— Exercise brief —
Find and return every line of the data that contains the word "protocol".

[Dataset entries]
= = = =
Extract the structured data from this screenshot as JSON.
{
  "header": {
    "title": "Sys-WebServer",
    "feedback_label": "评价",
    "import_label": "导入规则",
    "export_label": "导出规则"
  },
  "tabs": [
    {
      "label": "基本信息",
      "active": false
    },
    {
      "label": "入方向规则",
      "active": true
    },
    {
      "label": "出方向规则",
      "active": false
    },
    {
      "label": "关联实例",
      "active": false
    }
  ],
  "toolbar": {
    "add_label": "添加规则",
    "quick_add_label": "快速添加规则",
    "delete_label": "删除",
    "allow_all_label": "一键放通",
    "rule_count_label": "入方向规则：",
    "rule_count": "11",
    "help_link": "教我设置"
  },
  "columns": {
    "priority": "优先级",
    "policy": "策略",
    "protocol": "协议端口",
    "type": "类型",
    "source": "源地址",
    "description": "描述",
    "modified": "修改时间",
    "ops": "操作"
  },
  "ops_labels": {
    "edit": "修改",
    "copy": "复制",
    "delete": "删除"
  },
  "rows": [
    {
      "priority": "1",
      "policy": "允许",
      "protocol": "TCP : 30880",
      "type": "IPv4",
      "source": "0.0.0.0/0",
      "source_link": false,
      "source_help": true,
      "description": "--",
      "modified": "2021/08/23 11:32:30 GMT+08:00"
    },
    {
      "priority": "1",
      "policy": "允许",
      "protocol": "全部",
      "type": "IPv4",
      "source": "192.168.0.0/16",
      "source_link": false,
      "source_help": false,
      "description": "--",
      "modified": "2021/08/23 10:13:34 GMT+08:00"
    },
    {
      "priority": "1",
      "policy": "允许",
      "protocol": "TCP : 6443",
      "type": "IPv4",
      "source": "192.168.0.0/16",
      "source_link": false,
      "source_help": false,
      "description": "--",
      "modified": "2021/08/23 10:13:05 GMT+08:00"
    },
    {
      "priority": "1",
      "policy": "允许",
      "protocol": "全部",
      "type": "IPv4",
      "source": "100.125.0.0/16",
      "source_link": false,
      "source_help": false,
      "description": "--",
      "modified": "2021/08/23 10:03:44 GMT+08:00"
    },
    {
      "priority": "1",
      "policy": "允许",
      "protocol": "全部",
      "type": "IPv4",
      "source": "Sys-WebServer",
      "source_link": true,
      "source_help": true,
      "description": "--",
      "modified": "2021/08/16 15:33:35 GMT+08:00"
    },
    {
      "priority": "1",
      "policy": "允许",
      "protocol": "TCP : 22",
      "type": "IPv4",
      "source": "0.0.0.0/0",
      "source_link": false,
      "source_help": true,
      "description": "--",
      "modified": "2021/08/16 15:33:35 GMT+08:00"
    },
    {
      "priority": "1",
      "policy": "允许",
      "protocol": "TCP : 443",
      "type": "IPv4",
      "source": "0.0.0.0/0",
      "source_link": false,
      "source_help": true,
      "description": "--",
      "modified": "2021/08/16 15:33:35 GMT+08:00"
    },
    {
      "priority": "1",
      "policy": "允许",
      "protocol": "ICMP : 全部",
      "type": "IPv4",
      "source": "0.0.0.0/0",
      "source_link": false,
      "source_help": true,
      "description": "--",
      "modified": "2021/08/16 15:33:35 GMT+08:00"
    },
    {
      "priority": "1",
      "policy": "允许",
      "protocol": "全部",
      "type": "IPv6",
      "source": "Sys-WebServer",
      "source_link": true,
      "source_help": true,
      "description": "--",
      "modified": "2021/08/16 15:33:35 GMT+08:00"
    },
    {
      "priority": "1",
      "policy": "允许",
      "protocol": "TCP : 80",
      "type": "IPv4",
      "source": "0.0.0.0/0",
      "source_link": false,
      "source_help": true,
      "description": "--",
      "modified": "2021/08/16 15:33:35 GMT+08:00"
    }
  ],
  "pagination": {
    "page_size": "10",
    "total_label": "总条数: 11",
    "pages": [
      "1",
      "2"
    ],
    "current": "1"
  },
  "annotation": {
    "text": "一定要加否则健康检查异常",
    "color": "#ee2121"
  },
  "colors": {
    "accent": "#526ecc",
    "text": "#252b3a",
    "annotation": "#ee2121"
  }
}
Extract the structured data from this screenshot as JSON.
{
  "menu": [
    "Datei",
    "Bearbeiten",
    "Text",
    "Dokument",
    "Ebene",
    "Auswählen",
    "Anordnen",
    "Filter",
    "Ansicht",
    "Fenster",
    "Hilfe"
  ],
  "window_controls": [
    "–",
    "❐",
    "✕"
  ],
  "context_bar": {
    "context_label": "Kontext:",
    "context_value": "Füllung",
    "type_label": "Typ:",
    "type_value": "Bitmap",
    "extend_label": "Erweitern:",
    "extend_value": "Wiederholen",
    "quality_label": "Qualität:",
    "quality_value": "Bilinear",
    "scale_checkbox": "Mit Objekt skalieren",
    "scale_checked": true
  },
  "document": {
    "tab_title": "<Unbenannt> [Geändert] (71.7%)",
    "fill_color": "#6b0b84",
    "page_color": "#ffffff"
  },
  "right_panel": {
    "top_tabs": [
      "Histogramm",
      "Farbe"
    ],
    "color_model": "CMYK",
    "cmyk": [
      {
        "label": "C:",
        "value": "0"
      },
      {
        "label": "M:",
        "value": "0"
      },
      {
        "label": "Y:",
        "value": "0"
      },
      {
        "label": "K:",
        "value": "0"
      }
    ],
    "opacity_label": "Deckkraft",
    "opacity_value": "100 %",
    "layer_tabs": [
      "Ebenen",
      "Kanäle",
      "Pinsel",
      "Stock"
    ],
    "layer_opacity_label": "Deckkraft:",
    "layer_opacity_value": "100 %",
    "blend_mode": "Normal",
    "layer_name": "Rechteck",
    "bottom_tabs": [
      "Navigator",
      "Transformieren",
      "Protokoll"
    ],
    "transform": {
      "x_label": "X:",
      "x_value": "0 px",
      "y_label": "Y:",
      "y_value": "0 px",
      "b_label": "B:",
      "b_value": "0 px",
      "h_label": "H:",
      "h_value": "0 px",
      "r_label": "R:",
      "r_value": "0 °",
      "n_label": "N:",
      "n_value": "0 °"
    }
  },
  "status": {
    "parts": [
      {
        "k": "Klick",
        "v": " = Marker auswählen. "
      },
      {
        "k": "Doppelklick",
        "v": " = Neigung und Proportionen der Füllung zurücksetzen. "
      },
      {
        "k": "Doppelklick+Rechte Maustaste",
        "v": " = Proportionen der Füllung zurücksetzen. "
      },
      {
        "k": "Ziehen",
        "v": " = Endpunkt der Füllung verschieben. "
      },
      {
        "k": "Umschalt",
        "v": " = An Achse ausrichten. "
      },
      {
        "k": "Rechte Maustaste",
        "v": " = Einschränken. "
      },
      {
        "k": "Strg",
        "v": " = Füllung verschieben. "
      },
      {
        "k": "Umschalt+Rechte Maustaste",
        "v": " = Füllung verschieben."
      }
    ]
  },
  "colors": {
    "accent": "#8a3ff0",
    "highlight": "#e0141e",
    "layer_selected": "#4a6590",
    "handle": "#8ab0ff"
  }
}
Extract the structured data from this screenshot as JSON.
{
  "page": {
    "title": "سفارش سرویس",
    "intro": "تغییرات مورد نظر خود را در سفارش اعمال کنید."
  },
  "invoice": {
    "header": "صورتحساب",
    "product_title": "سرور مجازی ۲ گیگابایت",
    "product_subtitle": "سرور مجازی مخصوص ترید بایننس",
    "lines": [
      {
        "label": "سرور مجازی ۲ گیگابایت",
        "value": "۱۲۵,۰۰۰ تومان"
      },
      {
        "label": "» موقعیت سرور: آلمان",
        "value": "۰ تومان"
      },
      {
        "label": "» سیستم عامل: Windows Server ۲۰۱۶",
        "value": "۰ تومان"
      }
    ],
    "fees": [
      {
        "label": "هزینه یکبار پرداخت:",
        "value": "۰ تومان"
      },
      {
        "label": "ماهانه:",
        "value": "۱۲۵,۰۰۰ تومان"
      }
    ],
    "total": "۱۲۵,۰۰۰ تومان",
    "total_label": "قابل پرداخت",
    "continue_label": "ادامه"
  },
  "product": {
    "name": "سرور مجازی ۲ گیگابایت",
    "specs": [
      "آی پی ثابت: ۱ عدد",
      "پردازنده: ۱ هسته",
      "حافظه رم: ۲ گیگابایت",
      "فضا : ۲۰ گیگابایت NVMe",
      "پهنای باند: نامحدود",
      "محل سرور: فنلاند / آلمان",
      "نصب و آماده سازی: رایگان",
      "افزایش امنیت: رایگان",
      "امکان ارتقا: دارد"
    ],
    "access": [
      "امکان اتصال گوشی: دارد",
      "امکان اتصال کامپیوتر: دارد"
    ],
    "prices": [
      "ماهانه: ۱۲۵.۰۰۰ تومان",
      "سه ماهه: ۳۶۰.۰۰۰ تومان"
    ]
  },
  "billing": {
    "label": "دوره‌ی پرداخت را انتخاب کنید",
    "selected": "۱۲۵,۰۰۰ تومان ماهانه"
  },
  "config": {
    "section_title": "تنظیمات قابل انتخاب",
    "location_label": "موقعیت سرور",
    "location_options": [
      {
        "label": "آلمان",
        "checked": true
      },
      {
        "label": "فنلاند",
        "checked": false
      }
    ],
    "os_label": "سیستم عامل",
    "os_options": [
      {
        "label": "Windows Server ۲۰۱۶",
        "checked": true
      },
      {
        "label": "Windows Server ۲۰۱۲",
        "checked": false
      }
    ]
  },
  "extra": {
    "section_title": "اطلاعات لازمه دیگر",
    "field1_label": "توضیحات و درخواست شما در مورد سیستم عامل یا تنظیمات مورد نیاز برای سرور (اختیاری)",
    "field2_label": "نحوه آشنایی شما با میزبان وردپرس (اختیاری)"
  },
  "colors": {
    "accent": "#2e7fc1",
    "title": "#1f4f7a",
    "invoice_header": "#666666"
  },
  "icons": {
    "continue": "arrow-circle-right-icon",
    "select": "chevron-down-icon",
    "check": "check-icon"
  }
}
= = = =
— Task response —
    "protocol": "协议端口",
      "protocol": "TCP : 30880",
      "protocol": "全部",
      "protocol": "TCP : 6443",
      "protocol": "全部",
      "protocol": "全部",
      "protocol": "TCP : 22",
      "protocol": "TCP : 443",
      "protocol": "ICMP : 全部",
      "protocol": "全部",
      "protocol": "TCP : 80",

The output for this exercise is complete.